Is e-cigarette lethal during Covid-19 infection?

Prashasti Awasthi Mumbai | Updated on November 18, 2020 Published on November 18, 2020

Vaping and e-cigarette use alters gene expression needed for defence agaunst viruses, says University of North Carolina study

University of North Carolina School of Medicine researchers carried a study to find the impact of Covid-19 infection on smokers, non-smokers, and e-cigarette users.

They found that e-cigarette users exhibited significantly altered immune responses to a model of influenza virus infection, suggesting increased susceptibility to disease.

The findings were published in the American Journal of Respiratory Cell and Molecular Biology. It showed that vaping changes the expression of genes and the production of proteins in respiratory cells, as well as alters virus-specific antibody production.

First author Meghan Rebuli, assistant professor in the UNC Department of Pediatrics and member of the UNC Center for Environmental Medicine, Asthma, and Lung Biology, said in a statement: “In many of the study participants, we observed more changes to the immune response in e-cigarette users than we did in smokers.”

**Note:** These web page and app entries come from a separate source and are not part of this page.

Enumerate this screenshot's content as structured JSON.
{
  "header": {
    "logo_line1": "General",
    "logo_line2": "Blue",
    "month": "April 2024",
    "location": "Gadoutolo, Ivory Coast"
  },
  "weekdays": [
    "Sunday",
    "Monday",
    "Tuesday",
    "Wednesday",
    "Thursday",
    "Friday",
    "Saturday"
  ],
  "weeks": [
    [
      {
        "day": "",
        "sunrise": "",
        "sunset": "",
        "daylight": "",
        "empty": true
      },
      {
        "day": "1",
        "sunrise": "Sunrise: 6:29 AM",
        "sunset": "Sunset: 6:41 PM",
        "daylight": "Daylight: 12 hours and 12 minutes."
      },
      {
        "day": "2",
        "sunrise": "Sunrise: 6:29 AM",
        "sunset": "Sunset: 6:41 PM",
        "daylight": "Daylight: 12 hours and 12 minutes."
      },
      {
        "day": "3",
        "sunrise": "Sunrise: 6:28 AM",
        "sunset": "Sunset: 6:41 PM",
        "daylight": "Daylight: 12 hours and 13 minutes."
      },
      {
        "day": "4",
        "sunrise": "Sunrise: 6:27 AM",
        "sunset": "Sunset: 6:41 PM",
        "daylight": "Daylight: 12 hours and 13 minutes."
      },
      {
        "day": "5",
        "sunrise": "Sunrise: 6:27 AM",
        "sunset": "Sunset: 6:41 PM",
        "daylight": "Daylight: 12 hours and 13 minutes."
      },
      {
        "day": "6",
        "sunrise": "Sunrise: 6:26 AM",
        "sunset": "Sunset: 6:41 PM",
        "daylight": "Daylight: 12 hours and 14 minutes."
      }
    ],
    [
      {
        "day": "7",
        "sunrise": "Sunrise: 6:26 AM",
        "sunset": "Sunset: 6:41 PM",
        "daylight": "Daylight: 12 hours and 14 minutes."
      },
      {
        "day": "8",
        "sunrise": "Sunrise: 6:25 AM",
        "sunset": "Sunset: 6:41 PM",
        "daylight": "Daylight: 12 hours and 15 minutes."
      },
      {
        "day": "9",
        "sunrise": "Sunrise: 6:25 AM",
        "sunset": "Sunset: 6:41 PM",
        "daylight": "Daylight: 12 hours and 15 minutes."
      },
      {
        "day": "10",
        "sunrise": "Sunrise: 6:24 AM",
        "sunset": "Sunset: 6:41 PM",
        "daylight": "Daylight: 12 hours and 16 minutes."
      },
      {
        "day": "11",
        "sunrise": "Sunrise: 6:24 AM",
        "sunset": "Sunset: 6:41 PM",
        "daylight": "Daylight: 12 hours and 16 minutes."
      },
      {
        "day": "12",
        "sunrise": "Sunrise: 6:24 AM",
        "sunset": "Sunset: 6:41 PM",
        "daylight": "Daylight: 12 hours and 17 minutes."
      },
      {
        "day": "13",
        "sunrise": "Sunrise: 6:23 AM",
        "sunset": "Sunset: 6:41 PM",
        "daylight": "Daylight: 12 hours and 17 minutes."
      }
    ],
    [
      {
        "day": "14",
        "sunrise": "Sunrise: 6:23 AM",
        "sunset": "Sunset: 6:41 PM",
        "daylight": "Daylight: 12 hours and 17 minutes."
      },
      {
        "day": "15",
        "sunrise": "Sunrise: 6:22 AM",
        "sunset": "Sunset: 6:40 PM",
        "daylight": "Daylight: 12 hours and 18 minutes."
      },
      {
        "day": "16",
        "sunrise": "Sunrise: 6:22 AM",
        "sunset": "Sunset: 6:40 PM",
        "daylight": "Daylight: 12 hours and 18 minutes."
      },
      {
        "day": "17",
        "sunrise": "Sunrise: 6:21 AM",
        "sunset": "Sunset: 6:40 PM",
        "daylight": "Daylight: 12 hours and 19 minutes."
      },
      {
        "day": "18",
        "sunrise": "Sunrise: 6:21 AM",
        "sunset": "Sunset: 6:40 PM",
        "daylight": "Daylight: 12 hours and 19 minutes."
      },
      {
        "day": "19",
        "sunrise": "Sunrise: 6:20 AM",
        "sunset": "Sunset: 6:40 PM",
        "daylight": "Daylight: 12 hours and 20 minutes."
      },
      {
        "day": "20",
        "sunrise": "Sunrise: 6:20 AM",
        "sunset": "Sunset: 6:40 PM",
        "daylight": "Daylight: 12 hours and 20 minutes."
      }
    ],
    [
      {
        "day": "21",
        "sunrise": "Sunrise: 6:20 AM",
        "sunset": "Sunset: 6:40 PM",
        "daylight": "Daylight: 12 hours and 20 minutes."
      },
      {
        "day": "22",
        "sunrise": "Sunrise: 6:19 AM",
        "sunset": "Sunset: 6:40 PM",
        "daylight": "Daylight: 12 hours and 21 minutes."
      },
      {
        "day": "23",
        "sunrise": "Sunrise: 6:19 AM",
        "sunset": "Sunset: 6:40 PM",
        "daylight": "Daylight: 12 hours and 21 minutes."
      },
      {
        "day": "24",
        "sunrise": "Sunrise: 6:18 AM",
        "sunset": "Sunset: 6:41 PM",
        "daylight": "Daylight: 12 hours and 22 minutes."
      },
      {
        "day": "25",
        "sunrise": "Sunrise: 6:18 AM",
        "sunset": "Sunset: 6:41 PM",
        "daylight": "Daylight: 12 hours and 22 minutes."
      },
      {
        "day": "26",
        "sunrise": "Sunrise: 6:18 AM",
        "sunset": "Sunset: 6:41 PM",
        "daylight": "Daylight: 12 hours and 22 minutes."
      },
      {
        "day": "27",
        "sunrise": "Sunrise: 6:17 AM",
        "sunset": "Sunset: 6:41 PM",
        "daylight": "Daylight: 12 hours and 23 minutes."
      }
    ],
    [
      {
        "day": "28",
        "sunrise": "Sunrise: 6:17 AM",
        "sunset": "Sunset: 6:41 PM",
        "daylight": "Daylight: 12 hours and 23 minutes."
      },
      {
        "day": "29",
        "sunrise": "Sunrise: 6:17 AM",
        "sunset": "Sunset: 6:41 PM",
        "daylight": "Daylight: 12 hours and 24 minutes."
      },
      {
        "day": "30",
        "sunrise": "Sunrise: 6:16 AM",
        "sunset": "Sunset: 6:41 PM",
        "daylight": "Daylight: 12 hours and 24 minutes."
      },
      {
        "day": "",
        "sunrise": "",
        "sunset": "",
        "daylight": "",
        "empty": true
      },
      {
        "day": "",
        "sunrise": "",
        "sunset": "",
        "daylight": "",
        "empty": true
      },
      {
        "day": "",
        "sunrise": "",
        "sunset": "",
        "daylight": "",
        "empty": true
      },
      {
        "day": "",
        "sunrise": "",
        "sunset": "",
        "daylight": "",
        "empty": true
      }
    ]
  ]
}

He added: “All of these factors have the potential to adversely affect response to a virus and immunity post-infection. While we used influenza as a model, this suggests that e-cigarette users are likely more susceptible to respiratory viruses than are non-smokers, and this likely includes SARS-CoV-2, the virus that causes coronavirus.”

ALSO READ: Covid-19 plasma therapy: Antibody concentration in donor plasma key, says ICMR

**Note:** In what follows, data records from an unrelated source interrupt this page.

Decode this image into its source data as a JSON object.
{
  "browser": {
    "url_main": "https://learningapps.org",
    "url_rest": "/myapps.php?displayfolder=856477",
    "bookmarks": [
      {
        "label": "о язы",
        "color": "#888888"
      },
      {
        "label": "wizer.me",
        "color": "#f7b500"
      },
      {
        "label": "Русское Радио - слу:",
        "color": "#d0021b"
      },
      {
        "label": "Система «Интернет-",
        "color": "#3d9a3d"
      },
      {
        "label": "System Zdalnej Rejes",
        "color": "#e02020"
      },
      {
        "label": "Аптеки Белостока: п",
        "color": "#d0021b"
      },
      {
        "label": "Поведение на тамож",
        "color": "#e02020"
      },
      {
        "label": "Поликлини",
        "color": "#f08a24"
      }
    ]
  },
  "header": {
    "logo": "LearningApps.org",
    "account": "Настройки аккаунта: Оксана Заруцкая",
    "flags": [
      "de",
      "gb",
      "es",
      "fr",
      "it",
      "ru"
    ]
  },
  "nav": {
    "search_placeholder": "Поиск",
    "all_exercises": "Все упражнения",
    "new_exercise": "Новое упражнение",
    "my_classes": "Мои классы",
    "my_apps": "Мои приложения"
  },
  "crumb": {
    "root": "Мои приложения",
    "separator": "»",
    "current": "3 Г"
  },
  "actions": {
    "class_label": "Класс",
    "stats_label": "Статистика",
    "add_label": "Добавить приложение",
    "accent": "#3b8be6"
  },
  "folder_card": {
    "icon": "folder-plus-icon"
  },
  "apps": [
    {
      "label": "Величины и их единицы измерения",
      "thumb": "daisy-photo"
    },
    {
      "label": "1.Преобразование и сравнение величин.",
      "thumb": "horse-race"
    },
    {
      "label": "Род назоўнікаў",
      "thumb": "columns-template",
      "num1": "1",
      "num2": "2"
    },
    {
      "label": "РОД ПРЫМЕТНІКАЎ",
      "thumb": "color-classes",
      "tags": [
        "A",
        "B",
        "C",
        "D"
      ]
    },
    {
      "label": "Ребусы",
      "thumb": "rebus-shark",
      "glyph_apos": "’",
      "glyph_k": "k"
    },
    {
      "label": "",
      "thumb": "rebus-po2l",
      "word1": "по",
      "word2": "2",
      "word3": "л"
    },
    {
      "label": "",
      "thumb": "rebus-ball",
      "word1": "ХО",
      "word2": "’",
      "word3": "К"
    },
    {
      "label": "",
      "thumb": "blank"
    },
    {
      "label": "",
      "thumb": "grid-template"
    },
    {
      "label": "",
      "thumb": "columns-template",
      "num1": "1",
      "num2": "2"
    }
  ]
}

Methodology used

For the study, the researchers intended to know what happens when e-cigarette users are exposed to a respiratory virus.

Non-smokers, cigarette smokers, and e-cigarette users aged 18-40, were inoculated with live attenuated influenza virus (LAIV) vaccine — a well-established model of influenza infection in the Jaspers lab — to safely examine the innate immune response.

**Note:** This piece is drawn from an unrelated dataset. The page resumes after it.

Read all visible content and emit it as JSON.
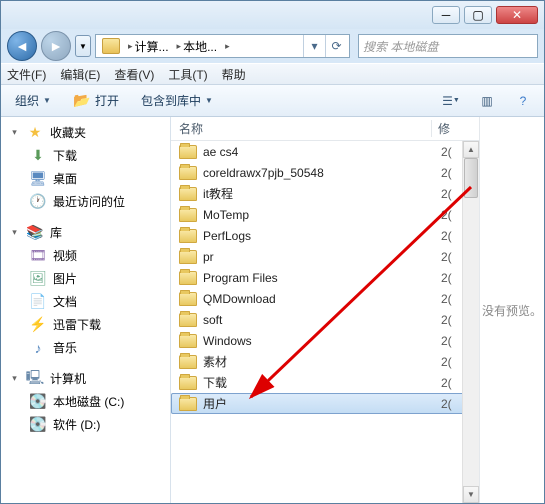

The researchers collected nasal epithelial lining fluid, urine, blood, nasal epithelial lining fluid, among other markers of viral load pre- and post-inoculation.

The researchers noticed that there was not much of a difference in some of the markers in the three groups. However, they noticed expected increases in nasal epithelial lining fluid anti-LAIV IgA — which is a potential indicator of developed immunity post-infection — did not occur in e-cigarette users and cigarette smokers.

Further, LAIV-induced gene expression changes in nasal biopsies differed in cigarette smokers and e-cigarette users as compared to non-smokers, with a greater number of genes changed in e-cigarette users. This could result in decreased expression of immune genes critical for defence against viruses and generation of immune memory.

Rebuli said: “We don’t know for sure if people who vape are more susceptible to Covid-19, or if vaccines would be less effective for them.”

“But we know we never want to see suppression of genes, proteins, and antibodies involved in our immune response. And this is what we see in our data related to smoking and e-cigarette use,” she said.

ALSO READ: Researchers explain why COPD patients may have to bear severe Covid-19 outcomes

Follow us on Telegram, Facebook, Twitter, Instagram, YouTube and Linkedin. You can also download our Android App or IOS App.

Published on November 18, 2020
  1. Comments will be moderated by The Hindu Business Line editorial team.
  2. Comments that are abusive, personal, incendiary or irrelevant cannot be published.
  3. Please write complete sentences. Do not type comments in all capital letters, or in all lower case letters, or using abbreviated text. (example: u cannot substitute for you, d is not 'the', n is not 'and').
  4. We may remove hyperlinks within comments.
  5. Please use a genuine email ID and provide your name, to avoid rejection.